Summary of The Unmade Bed
From THE UNMADE BED by Stephen Marche with commentary by his wife Editor Sarah Fulford. Copyright © 2017 by Stephen Marche. Reprinted by permission of Simon & Schuster, Inc.
Looking for the book?
We have the summary! Get the key insights in just 10 minutes.
Stephen Marche engagingly highlights the friction at the intersection of everyday life and gender politics. He gave up his tenure-track teaching position so his family could move to Canada where his wife had been offered a great job. She became the primary breadwinner, and Marche stayed home to raise their children. His intellectual musings, political soliloquys, personal disclosures and occasional speeches make his essays as challenging as they are endearing. Happily, commentary by Marche’s wife, magazine editor Sarah Fulford, anchors the conversation. getAbstract finds that their fresh perspective is a treat for those navigating the evolving domestic and professional landscape and a boost for proponents of gender equality.
About the Author
Stephen Marche contributes to Esquire, The Atlantic and The New York Times and has written three novels and the nonfiction work, How Shakespeare Changed Everything. Sarah Fulford, editor in chief of Toronto Life, won two Canadian National Magazine Awards.
Customers who read this summary also read
Comment on this summary

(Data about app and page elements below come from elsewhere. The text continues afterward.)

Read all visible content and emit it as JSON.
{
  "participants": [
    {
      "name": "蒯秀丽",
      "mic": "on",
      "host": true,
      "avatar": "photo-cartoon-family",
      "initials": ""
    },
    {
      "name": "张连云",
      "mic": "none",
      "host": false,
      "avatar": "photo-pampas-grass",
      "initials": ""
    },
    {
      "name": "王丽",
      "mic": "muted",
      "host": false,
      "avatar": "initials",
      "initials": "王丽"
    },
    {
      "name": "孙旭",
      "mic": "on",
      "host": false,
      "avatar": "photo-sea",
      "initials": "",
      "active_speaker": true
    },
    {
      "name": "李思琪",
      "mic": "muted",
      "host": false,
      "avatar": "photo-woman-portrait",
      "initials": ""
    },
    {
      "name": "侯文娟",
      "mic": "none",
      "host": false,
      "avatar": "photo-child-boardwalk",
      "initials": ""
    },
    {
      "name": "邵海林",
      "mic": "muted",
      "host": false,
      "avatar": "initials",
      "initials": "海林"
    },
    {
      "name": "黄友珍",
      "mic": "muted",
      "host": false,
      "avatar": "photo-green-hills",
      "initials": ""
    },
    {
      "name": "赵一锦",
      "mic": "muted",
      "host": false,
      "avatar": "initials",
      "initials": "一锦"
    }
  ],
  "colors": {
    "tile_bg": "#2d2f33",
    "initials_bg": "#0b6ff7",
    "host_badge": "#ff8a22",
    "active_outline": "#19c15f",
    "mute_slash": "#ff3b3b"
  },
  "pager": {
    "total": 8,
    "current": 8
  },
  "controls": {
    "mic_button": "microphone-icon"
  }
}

3 years agoIt's 2017. In my view, unless the discussion on such topics is solutions driven, it's not useful to dwell in the laggards of societal weaknesses at a time when humans are attempting enormous feats such as inter planetary habitation and travel, and to unravel the human genome to cure diseases. Yes, the realities of gender and race bias exist. And, yes, these limiting beliefs would, I believe, most certainly keep those who practice such beliefs, separated from the benefits of such accomplishments and the R&D around them. I have experienced gender bias, in pockets of society in just about every country I've ever visited. It's my belief, in modern economies at least, such pockets of bias exist not because of culture or national identity, but personal choices.
3 years agoI have experienced this relationship in the life of one of my children. The transition is difficult. My son feels he must contribute, vocally at least, and continues to give his companion advice. She willingly listens, but I suspect she does her own thing. Their relationship has continued for 18 years, so it must be working.
3 years agoNot sure what to make about the book.